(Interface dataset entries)
----

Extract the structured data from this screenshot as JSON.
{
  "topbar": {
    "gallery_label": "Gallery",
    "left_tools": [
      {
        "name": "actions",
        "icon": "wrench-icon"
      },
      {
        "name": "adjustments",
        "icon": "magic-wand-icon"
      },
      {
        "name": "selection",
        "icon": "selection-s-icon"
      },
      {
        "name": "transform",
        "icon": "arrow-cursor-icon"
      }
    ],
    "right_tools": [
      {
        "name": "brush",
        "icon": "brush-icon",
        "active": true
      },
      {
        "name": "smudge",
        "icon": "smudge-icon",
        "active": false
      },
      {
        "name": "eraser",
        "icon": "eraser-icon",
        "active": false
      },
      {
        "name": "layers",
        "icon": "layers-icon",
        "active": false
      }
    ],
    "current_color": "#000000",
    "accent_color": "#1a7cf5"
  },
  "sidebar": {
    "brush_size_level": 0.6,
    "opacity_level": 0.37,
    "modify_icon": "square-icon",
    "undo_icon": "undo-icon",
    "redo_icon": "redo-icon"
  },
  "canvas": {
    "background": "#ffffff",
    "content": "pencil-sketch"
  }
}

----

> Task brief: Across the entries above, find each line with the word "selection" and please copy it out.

> Answer to the exercise:
        "name": "selection",
        "icon": "selection-s-icon"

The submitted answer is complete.